A UPC team listens to endangered river dolphins in the Amazon

Amazon river dolphin

Amazon river dolphin. Image: Marina Gaona

Dolphin swimming underwater

Dolphin swimming underwater. Image: Wezddy Del Toro

Echolocating animals, such as cetaceans, use sound as a form of navigation. Echolocation clicks can be used to track the movements of two endangered freshwater dolphin species in the Amazon, contributing to conservation strategies for their natural habitat. This is demonstrated by a study published in Scientific Reports featuring researchers from the UPC’s Laboratory of Applied Bioacoustics (LAB).

Sep 21, 2023

The boto (Inia geoffrensis) or pink river dolphin and the tucuxi (Sotalia fluviatilis) are two species of endangered freshwater dolphins that inhabit inaccessible parts of the Amazon. These species are threatened by human activity related to fishing, agriculture, mining and dam construction. During the wet season—April to August—both dolphin species move into the Amazon seasonal floodplain forests or várzeas in search of freshwater fish. However, flooded fields and vegetation make it extremely challenging to survey dolphins from a boat or using drones.

Researcher Florence Erbs and other scientists at the Laboratory of Applied Bioacoustics (LAB) of the Universitat Politècnica de Catalunya - BarcelonaTech (UPC), which is linked to the Vilanova i la Geltrú School of Engineering (EPSEVG), surveyed about 800 square kilometres of the Mamirauá Sustainable Development Reserve in Brazil. They used data from five hydrophones operating at depths of three to five metres in the Solimões and Japurá rivers. Published in the prestigious journal Scientific Reports (Nature), the study provides new insights into the movements of river dolphins that could contribute to conservation strategies for these species. It was conducted in collaboration with scientists from the Mamirauá Institute for Sustainable Development (IDSM) and the National Marine Mammal Foundation in San Diego, USA.

The study is based on bioacoustic data taken from river channels, bays, lakes and flooded forests in the reserve. It was carried out over several periods during the wet and dry seasons between June 2019 and September 2020. The researchers used deep-learning algorithms—specifically a convolutional neural network—and manually collected bioacoustic data to classify automatically dolphin echolocation clicks, shipping noise and rain, with an accuracy level of 95%, 92% and 98% respectively.

Dolphin presence was found to increase from 10% to 70% in the bay and river as water levels rose between November and January. The authors explain that dolphins used these waterways to enter the floodplains in the Amazon basin.

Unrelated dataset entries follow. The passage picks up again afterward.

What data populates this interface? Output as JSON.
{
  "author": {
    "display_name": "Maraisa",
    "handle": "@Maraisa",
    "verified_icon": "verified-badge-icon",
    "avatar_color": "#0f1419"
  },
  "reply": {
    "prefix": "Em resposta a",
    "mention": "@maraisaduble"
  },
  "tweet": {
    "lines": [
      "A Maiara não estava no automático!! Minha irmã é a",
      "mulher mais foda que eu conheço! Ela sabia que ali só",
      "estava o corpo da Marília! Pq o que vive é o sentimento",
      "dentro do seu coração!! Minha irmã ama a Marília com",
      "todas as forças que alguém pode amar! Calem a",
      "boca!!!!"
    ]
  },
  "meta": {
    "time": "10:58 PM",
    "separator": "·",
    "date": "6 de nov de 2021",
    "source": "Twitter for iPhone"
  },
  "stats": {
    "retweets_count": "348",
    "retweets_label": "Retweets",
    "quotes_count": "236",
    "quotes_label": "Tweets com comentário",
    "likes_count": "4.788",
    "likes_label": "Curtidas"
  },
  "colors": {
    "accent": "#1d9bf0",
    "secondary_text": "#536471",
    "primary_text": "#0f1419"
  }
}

Immature botos and females with calves spend more time in the floodplain than males, because either it provides a prey-rich habitat or it offers shelter against the males’ aggressive behaviour.

The researchers are calling for their methodology to be used to better understand and protect habitat preferences and requirements of river dolphins in the Amazon as part of the Providence project, which conducts extensive bioacoustic monitoring of aquatic and terrestrial biodiversity in one of the most threatened tropical forests on the planet.